Amanda DeMarco—founder of the Readux online literary magazine, occasional correspondent for Publishing Perspectives, member of the Berlin literati, and all around good person—just launched her latest enterprise: Readux Books.
Readux Books will individually publish short works of (mostly) translated literature. Based in Berlin, our location in the heart of European literary life is one of our great strengths. We will release four teeny books (small format, 32–64 pp.) three times yearly, a bit like a magazine. The books will be available in print and electronically. The first set will be published at the beginning of October 2013.
This is a great moment to work with short-form writing. During my research, I’ve discovered a constellation of organizations dedicated to publishing short texts individually, but Readux is the first to do so with a focus on translation.
Translations from German will play an important and continuing role in our program, because of our special ties to Berlin and to German literature. In our first year, we will also publish translations from Swedish, in partnership with the Swedish publisher Novellix, whose format is the inspiration for our own. We look forward to many fruitful collaborations with Novellix in the future, as well as with other organizations in Europe and in the United States, which we’re excited to tell you more about in the coming months.
Each group of books will also include one piece by a well-known English-language writer. This person’s piece will also act as a gateway, helping readers discover foreign authors they don’t yet know they love.
Last week she announced the first package of titles to be published by the press:
Two of our little books focus on our ever-fascinating home-city of Berlin: The brilliant writer-translator Franz Hessel’s In Berlin takes an intimate look at turbulent Weimar-era Berlin with two classic 1929 essays.

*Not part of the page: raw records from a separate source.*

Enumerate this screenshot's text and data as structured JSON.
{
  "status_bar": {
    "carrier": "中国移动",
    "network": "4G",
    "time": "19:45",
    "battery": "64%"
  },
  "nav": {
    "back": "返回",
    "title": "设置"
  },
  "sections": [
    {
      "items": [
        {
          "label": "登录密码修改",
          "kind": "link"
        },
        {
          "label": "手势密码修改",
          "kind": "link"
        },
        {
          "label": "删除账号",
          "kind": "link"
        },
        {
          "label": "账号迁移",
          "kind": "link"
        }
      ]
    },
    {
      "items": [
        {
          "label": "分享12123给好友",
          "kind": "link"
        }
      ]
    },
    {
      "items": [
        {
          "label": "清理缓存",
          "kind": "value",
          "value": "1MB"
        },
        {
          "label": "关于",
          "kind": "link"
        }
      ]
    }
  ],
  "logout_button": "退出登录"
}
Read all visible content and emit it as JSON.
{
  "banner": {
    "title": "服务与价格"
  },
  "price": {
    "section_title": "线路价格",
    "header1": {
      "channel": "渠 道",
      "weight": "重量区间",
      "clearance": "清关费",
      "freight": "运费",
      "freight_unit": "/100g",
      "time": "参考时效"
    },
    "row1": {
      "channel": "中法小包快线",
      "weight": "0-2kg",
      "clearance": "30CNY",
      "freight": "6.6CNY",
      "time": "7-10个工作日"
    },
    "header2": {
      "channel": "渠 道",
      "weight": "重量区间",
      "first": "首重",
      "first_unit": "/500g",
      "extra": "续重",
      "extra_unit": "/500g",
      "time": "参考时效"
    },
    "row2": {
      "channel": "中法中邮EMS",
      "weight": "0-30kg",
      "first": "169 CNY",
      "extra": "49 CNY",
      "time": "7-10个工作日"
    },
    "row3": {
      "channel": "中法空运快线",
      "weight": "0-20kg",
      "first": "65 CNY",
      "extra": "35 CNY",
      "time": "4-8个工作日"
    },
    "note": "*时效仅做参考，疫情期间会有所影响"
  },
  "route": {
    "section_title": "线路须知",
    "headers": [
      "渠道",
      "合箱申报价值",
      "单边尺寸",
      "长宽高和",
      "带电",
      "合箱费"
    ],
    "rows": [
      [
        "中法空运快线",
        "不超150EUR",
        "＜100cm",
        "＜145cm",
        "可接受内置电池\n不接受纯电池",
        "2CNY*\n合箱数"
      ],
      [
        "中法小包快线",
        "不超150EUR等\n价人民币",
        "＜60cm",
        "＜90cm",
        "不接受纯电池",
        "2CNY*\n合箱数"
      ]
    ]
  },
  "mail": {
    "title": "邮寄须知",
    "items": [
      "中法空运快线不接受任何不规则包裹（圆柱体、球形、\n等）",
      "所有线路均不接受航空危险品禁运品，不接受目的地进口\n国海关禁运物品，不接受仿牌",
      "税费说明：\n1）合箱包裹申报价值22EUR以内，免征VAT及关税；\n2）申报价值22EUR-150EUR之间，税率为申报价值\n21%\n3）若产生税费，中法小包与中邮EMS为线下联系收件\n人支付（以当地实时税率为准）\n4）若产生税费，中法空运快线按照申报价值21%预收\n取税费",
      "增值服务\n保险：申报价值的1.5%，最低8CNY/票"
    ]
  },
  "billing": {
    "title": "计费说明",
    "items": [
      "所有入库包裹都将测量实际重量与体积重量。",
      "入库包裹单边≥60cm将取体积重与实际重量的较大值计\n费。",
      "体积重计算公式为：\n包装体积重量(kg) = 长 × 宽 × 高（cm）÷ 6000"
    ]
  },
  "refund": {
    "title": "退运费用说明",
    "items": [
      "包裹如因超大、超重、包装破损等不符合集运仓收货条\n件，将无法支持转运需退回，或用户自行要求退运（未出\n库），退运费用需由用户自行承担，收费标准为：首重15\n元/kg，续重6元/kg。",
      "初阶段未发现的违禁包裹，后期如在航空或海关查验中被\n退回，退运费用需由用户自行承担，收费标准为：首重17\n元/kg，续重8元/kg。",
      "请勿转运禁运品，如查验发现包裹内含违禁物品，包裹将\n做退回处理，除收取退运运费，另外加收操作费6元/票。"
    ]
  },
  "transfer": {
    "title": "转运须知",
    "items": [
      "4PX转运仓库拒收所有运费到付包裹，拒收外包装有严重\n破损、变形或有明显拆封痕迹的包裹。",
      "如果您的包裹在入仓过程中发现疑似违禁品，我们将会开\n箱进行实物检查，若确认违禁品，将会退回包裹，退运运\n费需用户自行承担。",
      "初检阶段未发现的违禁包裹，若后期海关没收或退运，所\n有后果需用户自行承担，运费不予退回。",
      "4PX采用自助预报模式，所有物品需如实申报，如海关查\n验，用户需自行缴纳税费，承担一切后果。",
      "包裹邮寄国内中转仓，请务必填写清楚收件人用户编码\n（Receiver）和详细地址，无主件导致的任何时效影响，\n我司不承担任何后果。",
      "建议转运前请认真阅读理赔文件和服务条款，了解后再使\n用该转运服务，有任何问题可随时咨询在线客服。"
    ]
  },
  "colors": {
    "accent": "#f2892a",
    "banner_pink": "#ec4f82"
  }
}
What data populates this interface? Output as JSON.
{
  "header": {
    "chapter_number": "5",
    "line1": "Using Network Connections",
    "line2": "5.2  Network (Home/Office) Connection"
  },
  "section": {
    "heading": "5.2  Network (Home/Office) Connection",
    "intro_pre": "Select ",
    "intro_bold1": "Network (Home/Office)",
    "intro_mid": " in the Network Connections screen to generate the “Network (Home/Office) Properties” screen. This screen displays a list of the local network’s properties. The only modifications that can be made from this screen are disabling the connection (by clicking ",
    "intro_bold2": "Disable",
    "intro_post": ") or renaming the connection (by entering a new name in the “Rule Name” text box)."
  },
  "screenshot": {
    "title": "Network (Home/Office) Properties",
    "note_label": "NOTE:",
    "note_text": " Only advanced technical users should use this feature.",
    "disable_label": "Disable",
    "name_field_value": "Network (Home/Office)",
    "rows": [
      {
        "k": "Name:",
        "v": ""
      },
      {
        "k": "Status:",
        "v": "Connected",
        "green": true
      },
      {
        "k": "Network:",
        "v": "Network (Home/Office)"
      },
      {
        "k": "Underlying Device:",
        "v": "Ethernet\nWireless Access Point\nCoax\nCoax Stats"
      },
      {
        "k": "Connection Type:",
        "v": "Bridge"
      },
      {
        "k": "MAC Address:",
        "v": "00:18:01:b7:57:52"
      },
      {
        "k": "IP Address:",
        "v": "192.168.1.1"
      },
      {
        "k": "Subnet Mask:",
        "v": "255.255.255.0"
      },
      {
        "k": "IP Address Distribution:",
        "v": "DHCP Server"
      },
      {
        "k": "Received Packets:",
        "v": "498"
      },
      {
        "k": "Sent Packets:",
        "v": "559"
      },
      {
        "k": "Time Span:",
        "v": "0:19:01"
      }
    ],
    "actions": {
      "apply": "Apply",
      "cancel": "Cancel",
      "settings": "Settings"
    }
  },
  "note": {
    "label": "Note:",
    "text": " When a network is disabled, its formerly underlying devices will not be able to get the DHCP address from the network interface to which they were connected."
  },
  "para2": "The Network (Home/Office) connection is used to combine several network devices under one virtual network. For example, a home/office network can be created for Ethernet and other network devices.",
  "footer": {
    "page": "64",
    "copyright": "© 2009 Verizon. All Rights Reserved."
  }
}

In City of Rumor: The Compulsion to Write About Berlin, Gideon Lewis-Kraus examines what it is that makes him return to the topic of Berlin again and again.
Francis Nenik’s The Marvel of Biographical Bookkeeping is a moving and formally virtuosic exploration of talent, fate, and chance in the lives of two twentieth-century poets.
Swedish literary star Malte Persson’s smart, ironic story Fantasy, about the fallout in the wake of a failed Stockholm movie production, investigates the shifting boundaries between fantasy and reality.
More information about how to order—or subscribe, which is what you should do—will be available in the near future. In the meantime, it’s just worth checking out her site. I’m particularly excited about the Gideon Lewis-Kraus book . . .
Gustavo Faverón Patriau’s The Antiquarian, translated by Joseph Mulligan, is a genre-blending novel, a complete immersion that delves into a lesser-used niche of genre: horror, gothic, the weird. There are visual horrors, psychological ones, and dark corners with threats lurking.. . .
What a wonderful, idiosyncratic book Weinberger has written. I say book, but the closest comparison I could make to other works being published right now are from Sylph Edition’s “Cahiers Series“—short pamphlet-like meditations by notable writers such as Ann Carson,. . .
Early in Sun-mi Hwang’s novel The Hen Who Dreamed She Could Fly, the main character, a hen named Sprout, learns about sacrifice. After refusing to lay any more eggs for the farmer who owns her, she becomes “culled” and released. . .
When Sankya was published in Russia in 2006, it became a sensation. It won the Yasnaya Polyana Award (bestowed by direct descendants of Leo Tolstoy) and was shortlisted for the Russian Booker and the National Bestseller Award. Every member of. . .
Stalin is Dead by Rachel Shihor has been repeatedly described as kafkaesque, which strikes a chord in many individuals, causing them to run to the bookstore in the middle of the night to be consumed by surreal situations that no. . .
Paradises by cult Argentinian author Iosi Havilio is the continuation of his earlier novel, Open Door, and tells the story of our narrator, a young, unnamed Argentinian woman.
The very first sentence in Paradises echoes the opening of Camus’s The Outsider. . .
This pearl from New Directions contains one short story from Russian literary master Fyodor Dostoevsky (translated by Constance Garnett) and one short story from Uruguayan forefather of magical realism Felisberto Hernández (translated by Esther Allen). Both pieces are entitled “The. . .
I’m talking about pathological individuals; six twisted people taking part in an unpredictable game.
Carlos Labbé’s Navidad & Matanza is the story of two missing children and the journalist trying to find them. Actually. it’s the story of a group of. . .
For Lukas Zbinden, walking is a way of life. At eighty-seven, he is still an avid walker and insists on going for walks outside as often as possible, rain or snow or shine. Now that he lives in an assisted. . .
Commentary is a book that defies simple categorization. Marcelle Sauvageot’s prose lives in the world of novel, memoir, and philosophical monologue as the narrator, a woman recuperating in a sanatorium, muses on the nature of love and examines her own. . .